            In this case, the district court erroneously severed the brokerage agreement provision from the release and concluded it was separately offered by Jerome Cheese and accepted by Equinox when Equinox did not alter the terms of that provision.  The mere fact that a contract is organized by numbered provisions and may be divided does not make a contract severable.  See e.g., Bentley v. Edwards, 125 Minn. 179, 183, 146 N.W. 347, 349 (1914) (“The mere fact that the subject of the contract is sold by weight or measure, and the value is ascertained by the price affixed to each pound or yard or bushel of the quantity contracted for, will not be sufficient to render the contract severable.”) (quotation omitted).  A contract is severable only when the parties intended to make the contract apportionable and it can be apportioned fairly.  See id. at 184, 146 N.W. at 349; Nat’l Farmers Union Prop. & Cas. Co. v. Anderson, 372 N.W.2d 71, 75 (Minn. App. 1985) (stating that the intent of the parties must be ascertained in determining whether provisions are severable).  When the parties intend the entirety of the contract to be performed, the provisions cannot be enforced separately.  See Bentley,125 Minn. at 183, 146 N.W. at 349; Guercio v. Prod. Automation Corp., 664 N.W.2d 379, 385 (Minn. App. 2003). 

            In this case, the language of the brokerage agreement provision itself clearly ties it to the remainder of the agreement by stating “[t]his provision is only valid if Equinox is not in default or breach of this agreement.”  The provisions were not severable, and the district court’s finding that the provision could be severed and formed a binding brokerage agreement is clearly erroneous. 

            In addition, the district court clearly erred by finding that the issue of Equinox’s breach was not yet before the district court because the district court had previously, in the March 2003 judgment, specifically stated that Equinox breached the agreement by failing to satisfy the mortgage by August 14, 2002.  Therefore, even if this court could accept the finding that a binding brokerage agreement was created by language in the release, it is undisputed that Equinox breached other terms of the settlement agreement, triggering the invalidation clause of the brokerage-agreement provision.

            Because the agreement to agree to a brokerage agreement was unenforceable, or, in the alternative, because Equinox’s failure to timely satisfy the mortgage breached the parties’ agreement preventing the brokerage-agreement provision in the release from becoming binding, and because all of the enforceable terms of the agreement have been performed, the district court did not err in dismissing the lawsuit with prejudice pursuant to the enforceable terms of the February 14, 2002 settlement agreement.

            Affirmed.



[1] Respondent’s counsel said the “term and period of years of the brokerage agreement “is still subject to negotiation.  I think we talked about two or three years,” but otherwise said that appellant’s counsel had accurately stated the broad terms of the agreement.

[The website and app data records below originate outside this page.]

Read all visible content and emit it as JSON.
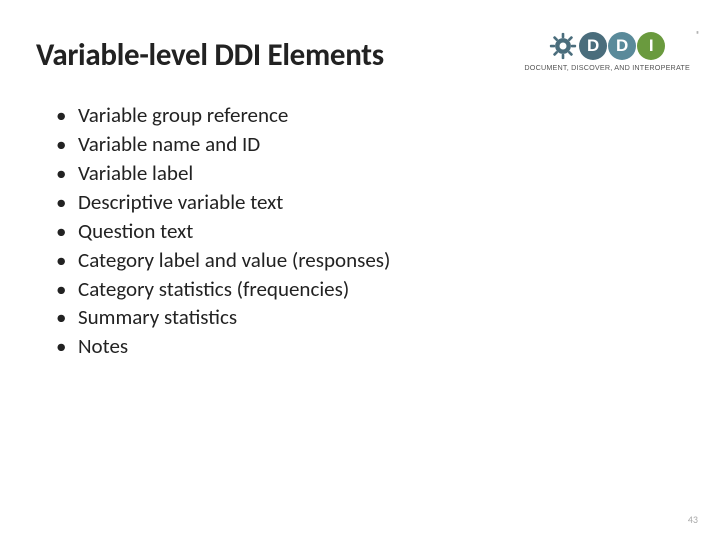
{
  "title": "Variable-level DDI Elements",
  "logo": {
    "letters": {
      "d1": "D",
      "d2": "D",
      "i": "I"
    },
    "reg": "®",
    "tagline": "DOCUMENT, DISCOVER, AND INTEROPERATE"
  },
  "bullets": [
    "Variable group reference",
    "Variable name and ID",
    "Variable label",
    "Descriptive variable text",
    "Question text",
    "Category label and value (responses)",
    "Category statistics (frequencies)",
    "Summary statistics",
    "Notes"
  ],
  "page_number": "43"
}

[2] The district court noted the prohibition against corporations appearing in district court without counsel, but nonetheless allowed Jerome Cheese to proceed pro se in response to Equinox’s motion.

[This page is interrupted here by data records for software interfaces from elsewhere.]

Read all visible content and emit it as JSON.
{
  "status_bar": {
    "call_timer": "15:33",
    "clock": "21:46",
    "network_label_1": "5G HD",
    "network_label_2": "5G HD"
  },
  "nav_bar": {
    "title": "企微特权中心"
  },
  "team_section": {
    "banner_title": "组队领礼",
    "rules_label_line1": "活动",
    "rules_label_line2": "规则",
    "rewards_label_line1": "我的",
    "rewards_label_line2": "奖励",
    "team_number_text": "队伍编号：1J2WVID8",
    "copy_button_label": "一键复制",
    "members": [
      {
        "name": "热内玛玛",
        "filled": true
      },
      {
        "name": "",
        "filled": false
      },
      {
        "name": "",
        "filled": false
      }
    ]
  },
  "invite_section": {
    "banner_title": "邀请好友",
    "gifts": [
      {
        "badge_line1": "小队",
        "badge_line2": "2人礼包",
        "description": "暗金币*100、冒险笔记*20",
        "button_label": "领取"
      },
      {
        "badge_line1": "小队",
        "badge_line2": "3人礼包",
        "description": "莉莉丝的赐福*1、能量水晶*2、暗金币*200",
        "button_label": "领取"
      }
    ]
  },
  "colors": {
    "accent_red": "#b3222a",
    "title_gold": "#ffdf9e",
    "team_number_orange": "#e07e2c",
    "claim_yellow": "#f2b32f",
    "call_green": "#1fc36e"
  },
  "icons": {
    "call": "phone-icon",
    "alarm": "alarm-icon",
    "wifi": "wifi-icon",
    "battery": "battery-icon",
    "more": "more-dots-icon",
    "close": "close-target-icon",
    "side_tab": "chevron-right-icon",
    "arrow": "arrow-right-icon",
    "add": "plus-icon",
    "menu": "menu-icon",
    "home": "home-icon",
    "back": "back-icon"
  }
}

[3] The summary judgment refers only to the February 14, 2002 agreement of the parties and does not mention the release Equinox signed on June 6, 2002.